|Port of Prince Rupert|
The Port of Prince Rupert is the first major port on transoceanic cargo shipping lanes from Asia to North America. This places Prince Rupert in a highly strategic location with one of the deepest ice free ports in North America a full 1 to 3 days shorter shipping time from the major ports of the Asian Markets. The reason for that is really quite simple, the Pacific shipping lanes run from Asia to the southern coast of Alaska and then turn south.
|North American Rail|
|Canada / US Major Pipeline Networks|
|Nuclear Powered Ice Breaker Russia|
|Chinese Polar Ship Snow Dragon|

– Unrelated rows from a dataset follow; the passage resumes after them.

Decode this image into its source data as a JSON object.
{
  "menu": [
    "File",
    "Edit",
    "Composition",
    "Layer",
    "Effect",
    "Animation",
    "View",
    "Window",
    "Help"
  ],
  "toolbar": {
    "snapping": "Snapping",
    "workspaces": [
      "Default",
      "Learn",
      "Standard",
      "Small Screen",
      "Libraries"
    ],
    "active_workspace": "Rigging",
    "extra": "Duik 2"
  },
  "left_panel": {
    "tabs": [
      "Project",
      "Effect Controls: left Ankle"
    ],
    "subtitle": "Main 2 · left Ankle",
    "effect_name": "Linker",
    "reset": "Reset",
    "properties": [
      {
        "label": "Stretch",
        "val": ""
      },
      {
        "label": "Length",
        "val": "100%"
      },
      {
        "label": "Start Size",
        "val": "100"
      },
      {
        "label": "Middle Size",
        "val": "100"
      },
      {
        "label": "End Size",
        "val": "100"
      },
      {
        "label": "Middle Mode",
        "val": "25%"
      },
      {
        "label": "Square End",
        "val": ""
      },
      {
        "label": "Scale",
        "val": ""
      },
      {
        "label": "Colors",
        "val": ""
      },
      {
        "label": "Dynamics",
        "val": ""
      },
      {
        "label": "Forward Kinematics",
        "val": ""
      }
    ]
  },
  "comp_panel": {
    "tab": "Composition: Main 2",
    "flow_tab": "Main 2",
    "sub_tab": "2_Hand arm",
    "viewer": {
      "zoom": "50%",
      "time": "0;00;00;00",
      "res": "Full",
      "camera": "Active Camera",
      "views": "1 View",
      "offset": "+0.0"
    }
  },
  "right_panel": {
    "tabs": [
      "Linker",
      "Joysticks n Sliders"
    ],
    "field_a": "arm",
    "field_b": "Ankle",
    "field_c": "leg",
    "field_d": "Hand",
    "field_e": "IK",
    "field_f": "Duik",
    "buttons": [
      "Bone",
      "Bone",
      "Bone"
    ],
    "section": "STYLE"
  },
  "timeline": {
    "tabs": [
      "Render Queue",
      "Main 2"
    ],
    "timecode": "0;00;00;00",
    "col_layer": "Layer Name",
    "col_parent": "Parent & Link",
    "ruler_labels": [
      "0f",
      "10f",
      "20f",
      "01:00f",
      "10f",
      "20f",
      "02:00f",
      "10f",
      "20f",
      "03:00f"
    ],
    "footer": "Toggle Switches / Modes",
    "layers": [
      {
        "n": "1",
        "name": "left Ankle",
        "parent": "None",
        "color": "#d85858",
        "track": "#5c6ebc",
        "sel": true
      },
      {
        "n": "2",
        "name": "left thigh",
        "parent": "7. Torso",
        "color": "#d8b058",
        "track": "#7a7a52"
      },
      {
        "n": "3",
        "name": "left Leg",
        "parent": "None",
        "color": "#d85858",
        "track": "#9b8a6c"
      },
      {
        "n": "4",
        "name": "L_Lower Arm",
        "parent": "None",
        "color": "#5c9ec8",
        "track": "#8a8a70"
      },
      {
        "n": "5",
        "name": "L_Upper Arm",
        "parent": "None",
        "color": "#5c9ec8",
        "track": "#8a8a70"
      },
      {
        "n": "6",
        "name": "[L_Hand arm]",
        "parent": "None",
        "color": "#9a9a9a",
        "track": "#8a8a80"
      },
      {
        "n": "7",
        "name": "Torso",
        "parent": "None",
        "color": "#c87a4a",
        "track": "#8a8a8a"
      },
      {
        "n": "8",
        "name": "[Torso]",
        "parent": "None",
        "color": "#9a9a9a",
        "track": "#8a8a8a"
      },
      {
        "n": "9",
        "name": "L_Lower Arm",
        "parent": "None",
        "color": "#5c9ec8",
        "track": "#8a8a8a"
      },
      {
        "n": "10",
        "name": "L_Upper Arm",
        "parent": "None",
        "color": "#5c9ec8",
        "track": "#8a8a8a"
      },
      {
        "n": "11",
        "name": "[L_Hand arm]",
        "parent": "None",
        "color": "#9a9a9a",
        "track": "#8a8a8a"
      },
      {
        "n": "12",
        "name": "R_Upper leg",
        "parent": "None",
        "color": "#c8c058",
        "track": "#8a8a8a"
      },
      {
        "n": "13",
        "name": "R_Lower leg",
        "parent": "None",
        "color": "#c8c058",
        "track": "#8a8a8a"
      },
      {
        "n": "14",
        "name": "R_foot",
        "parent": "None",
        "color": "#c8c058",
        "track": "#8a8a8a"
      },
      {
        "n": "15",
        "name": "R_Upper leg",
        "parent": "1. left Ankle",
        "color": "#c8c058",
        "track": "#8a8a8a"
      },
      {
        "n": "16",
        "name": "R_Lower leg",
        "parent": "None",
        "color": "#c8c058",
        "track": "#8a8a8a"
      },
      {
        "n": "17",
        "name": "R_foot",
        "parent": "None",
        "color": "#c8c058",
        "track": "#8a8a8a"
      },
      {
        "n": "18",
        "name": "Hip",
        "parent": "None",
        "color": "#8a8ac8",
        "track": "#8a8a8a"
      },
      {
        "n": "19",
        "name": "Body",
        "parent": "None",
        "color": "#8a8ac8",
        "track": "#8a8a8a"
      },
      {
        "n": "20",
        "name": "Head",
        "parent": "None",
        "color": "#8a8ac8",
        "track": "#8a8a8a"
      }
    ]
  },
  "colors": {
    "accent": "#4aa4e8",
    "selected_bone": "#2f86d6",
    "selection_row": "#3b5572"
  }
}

Just how comfortable are the Russians with the continued economic rise of the Chinese and what ramifications do they see for global security? More particularly how does this measure up in the Kremlin vis-a-vis Russian security and global influence? These questions will be weighed of course, but they will also be considered by the Russians in lieu of their vast resources in the Arctic. Naturally, the Russian Federation is working feverishly to solidify their claims in the Arctic from the Lomonosov Ridge to the Mendeleev Ridge, extensions of continental shelves... and according to the Russians, it would quite naturally be their continental shelf. The race to make strong claims to Arctic riches is well underway... but it's not a one sided affair, and there are many competing interests.
|Topographic features of the Arctic showing ridge features|
The Russians, quite naturally, say the extensions are theirs but Canada, Greenland, Denmark, and the United States all have their own interpretations. The stakes are considerable as some estimates indicate about 90 billion barrels of oil and 1.7 trillion cubic feet of gas exist in the Arctic. Hence, every circumpolar nation is working hard to establish their claims. Above all other considerations, one thing is undeniably certain, when nearly a quarter of the remaining hydrocarbons on the planet exist in the Arctic, you can be sure the major powers will not sit on the sidelines.
|Map of Arctic Oil Reserves|
I have been spending more time in the Arctic establishing contacts to create what I call an alluvial influence zone that stretches from Alaska through Canada and on to Greenland, Iceland, Denmark, and Finland. It's my belief that what happens in the Arctic over the next few decades will have enormous importance to Canada. But here's a twist, I think it will be quite important to Alberta. I believe that because we are positioned as Canada's gateway to the Western Arctic. Our influence in the Arctic may become as important to our Province as the oilsands. The oilsands are vast, but they are also finite.
This won't happen overnight, but it will happen. It's also important to keep in mind that the Arctic, while holding vast hydrocarbon wealth, also has enormous resources of minerals, ore, and rare earth elements... not to mention diamonds. This is not limited to oil and gas, the vast array of Arctic resources is staggering.
Those who create the strong relationships in the Arctic will be in a position to prosper as Arctic economic development grows. As the easy to get resources are consumed, the harder to secure resources in the Arctic will become increasingly important. This is a lesson not lost on the circumpolar nations nor on companies like ExxonMobil who are in the Arctic laying the foundation for their strategies. Shell is already drilling in the Chukchi Sea with three wells going to above TD (total depth) during this drilling season. Those wells will be completed at the start of the next drilling season.
|Shell's Kulluk Drilling Rig in the Chukchi Sea|
I also recognize that we have to continue our work of laying the foundation for growth, which we are doing. In parallel, I am establishing relationships that will facilitate our ability to sell into a powerful expanding growth market with a uniquely positioned municipality on a number of levels. I see huge success for Devon and the best part is, the foundations have been built... this won't take long. I've been working on developing and expanding our Arctic relationships for a number of years now. I believe that we have a chance to carve out a role in the development of the Arctic by virtue of our position on the doorstep of Western Canada's Arctic Gateway and by virtue of being there way ahead of our neighbors. Where the Arctic has not even crossed the minds of our neighbors, I have been meeting with government officials from the NWT, Yukon, Alaska, Greenland, Denmark, Iceland, Finland, and the United States.
One of the messages given to the meeting of the second Arctic Imperative Summit by President Grimsson of Iceland was not to ignore the Arctic. He said that over the last eight years the United States Government had sent a high level delegation to visit Iceland precisely zero times while the Chinese had been there six times in the same period. Just a few days before his arrival in Alaska, the Chinese Polar Class Ice Breaker Snow Dragon visited Iceland.
|Groat with Iceland's President Grimsson|
|Groat with Alaska Lt. Governor Mead Treadwell|
|Groat with Corporate and Municipal Leaders|